• [Records provided]
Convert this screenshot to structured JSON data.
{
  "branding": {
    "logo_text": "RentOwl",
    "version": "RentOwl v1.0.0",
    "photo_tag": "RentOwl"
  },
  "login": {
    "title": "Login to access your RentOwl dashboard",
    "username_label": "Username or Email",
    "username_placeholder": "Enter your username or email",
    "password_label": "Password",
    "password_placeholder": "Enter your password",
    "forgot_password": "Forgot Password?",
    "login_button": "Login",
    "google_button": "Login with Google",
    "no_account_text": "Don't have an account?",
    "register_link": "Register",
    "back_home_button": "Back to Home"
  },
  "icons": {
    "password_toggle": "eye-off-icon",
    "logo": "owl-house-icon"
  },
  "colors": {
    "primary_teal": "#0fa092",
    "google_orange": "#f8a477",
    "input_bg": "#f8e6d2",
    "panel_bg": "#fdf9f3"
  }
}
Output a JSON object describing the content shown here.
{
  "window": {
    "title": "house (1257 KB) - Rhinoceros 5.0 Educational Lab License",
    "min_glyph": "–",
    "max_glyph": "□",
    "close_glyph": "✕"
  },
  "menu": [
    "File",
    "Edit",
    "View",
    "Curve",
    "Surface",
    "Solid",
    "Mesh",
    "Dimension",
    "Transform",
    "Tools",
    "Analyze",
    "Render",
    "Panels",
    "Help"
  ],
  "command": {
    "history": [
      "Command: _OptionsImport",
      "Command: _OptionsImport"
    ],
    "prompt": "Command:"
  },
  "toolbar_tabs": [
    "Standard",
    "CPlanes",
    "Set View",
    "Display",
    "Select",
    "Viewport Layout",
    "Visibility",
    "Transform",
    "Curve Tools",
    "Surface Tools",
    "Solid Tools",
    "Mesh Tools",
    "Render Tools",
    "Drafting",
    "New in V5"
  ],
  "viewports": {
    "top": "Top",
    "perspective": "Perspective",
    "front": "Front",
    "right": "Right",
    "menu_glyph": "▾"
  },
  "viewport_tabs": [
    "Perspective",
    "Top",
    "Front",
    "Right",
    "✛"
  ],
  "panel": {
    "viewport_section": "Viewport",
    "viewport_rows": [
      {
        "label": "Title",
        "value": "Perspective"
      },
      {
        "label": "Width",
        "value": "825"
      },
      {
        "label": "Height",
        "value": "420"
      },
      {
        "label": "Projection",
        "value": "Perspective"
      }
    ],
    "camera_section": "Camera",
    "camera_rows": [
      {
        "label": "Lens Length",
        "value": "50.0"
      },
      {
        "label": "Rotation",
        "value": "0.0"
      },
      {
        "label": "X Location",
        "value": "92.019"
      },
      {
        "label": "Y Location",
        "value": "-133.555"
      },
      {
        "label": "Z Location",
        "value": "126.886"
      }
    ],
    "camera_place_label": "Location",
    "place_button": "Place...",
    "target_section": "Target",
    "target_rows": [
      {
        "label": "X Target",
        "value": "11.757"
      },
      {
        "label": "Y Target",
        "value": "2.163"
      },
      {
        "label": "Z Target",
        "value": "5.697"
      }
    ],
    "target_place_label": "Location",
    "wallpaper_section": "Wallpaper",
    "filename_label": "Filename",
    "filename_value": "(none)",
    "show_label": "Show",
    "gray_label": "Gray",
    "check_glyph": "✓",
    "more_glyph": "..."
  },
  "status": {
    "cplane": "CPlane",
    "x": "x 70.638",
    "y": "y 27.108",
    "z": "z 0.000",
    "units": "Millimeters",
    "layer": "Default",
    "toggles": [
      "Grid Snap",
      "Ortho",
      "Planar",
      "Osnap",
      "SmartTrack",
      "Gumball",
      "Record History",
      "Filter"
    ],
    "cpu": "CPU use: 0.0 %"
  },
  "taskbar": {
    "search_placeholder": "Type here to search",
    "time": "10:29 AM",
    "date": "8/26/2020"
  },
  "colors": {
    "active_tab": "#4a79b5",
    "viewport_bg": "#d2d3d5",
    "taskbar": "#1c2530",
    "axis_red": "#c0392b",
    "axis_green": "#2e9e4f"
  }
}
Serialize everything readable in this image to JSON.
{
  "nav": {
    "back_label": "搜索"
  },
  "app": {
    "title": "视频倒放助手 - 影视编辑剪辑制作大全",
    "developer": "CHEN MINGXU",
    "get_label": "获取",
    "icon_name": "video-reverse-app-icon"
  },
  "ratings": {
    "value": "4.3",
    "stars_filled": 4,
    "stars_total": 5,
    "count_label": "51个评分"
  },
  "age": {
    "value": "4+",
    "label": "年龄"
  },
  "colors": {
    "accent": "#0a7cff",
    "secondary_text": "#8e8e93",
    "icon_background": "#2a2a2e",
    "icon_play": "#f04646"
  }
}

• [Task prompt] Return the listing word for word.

• [Task output]
Convert this screenshot to structured JSON data.
{
  "branding": {
    "logo_text": "RentOwl",
    "version": "RentOwl v1.0.0",
    "photo_tag": "RentOwl"
  },
  "login": {
    "title": "Login to access your RentOwl dashboard",
    "username_label": "Username or Email",
    "username_placeholder": "Enter your username or email",
    "password_label": "Password",
    "password_placeholder": "Enter your password",
    "forgot_password": "Forgot Password?",
    "login_button": "Login",
    "google_button": "Login with Google",
    "no_account_text": "Don't have an account?",
    "register_link": "Register",
    "back_home_button": "Back to Home"
  },
  "icons": {
    "password_toggle": "eye-off-icon",
    "logo": "owl-house-icon"
  },
  "colors": {
    "primary_teal": "#0fa092",
    "google_orange": "#f8a477",
    "input_bg": "#f8e6d2",
    "panel_bg": "#fdf9f3"
  }
}
Output a JSON object describing the content shown here.
{
  "window": {
    "title": "house (1257 KB) - Rhinoceros 5.0 Educational Lab License",
    "min_glyph": "–",
    "max_glyph": "□",
    "close_glyph": "✕"
  },
  "menu": [
    "File",
    "Edit",
    "View",
    "Curve",
    "Surface",
    "Solid",
    "Mesh",
    "Dimension",
    "Transform",
    "Tools",
    "Analyze",
    "Render",
    "Panels",
    "Help"
  ],
  "command": {
    "history": [
      "Command: _OptionsImport",
      "Command: _OptionsImport"
    ],
    "prompt": "Command:"
  },
  "toolbar_tabs": [
    "Standard",
    "CPlanes",
    "Set View",
    "Display",
    "Select",
    "Viewport Layout",
    "Visibility",
    "Transform",
    "Curve Tools",
    "Surface Tools",
    "Solid Tools",
    "Mesh Tools",
    "Render Tools",
    "Drafting",
    "New in V5"
  ],
  "viewports": {
    "top": "Top",
    "perspective": "Perspective",
    "front": "Front",
    "right": "Right",
    "menu_glyph": "▾"
  },
  "viewport_tabs": [
    "Perspective",
    "Top",
    "Front",
    "Right",
    "✛"
  ],
  "panel": {
    "viewport_section": "Viewport",
    "viewport_rows": [
      {
        "label": "Title",
        "value": "Perspective"
      },
      {
        "label": "Width",
        "value": "825"
      },
      {
        "label": "Height",
        "value": "420"
      },
      {
        "label": "Projection",
        "value": "Perspective"
      }
    ],
    "camera_section": "Camera",
    "camera_rows": [
      {
        "label": "Lens Length",
        "value": "50.0"
      },
      {
        "label": "Rotation",
        "value": "0.0"
      },
      {
        "label": "X Location",
        "value": "92.019"
      },
      {
        "label": "Y Location",
        "value": "-133.555"
      },
      {
        "label": "Z Location",
        "value": "126.886"
      }
    ],
    "camera_place_label": "Location",
    "place_button": "Place...",
    "target_section": "Target",
    "target_rows": [
      {
        "label": "X Target",
        "value": "11.757"
      },
      {
        "label": "Y Target",
        "value": "2.163"
      },
      {
        "label": "Z Target",
        "value": "5.697"
      }
    ],
    "target_place_label": "Location",
    "wallpaper_section": "Wallpaper",
    "filename_label": "Filename",
    "filename_value": "(none)",
    "show_label": "Show",
    "gray_label": "Gray",
    "check_glyph": "✓",
    "more_glyph": "..."
  },
  "status": {
    "cplane": "CPlane",
    "x": "x 70.638",
    "y": "y 27.108",
    "z": "z 0.000",
    "units": "Millimeters",
    "layer": "Default",
    "toggles": [
      "Grid Snap",
      "Ortho",
      "Planar",
      "Osnap",
      "SmartTrack",
      "Gumball",
      "Record History",
      "Filter"
    ],
    "cpu": "CPU use: 0.0 %"
  },
  "taskbar": {
    "search_placeholder": "Type here to search",
    "time": "10:29 AM",
    "date": "8/26/2020"
  },
  "colors": {
    "active_tab": "#4a79b5",
    "viewport_bg": "#d2d3d5",
    "taskbar": "#1c2530",
    "axis_red": "#c0392b",
    "axis_green": "#2e9e4f"
  }
}
Serialize everything readable in this image to JSON.
{
  "nav": {
    "back_label": "搜索"
  },
  "app": {
    "title": "视频倒放助手 - 影视编辑剪辑制作大全",
    "developer": "CHEN MINGXU",
    "get_label": "获取",
    "icon_name": "video-reverse-app-icon"
  },
  "ratings": {
    "value": "4.3",
    "stars_filled": 4,
    "stars_total": 5,
    "count_label": "51个评分"
  },
  "age": {
    "value": "4+",
    "label": "年龄"
  },
  "colors": {
    "accent": "#0a7cff",
    "secondary_text": "#8e8e93",
    "icon_background": "#2a2a2e",
    "icon_play": "#f04646"
  }
}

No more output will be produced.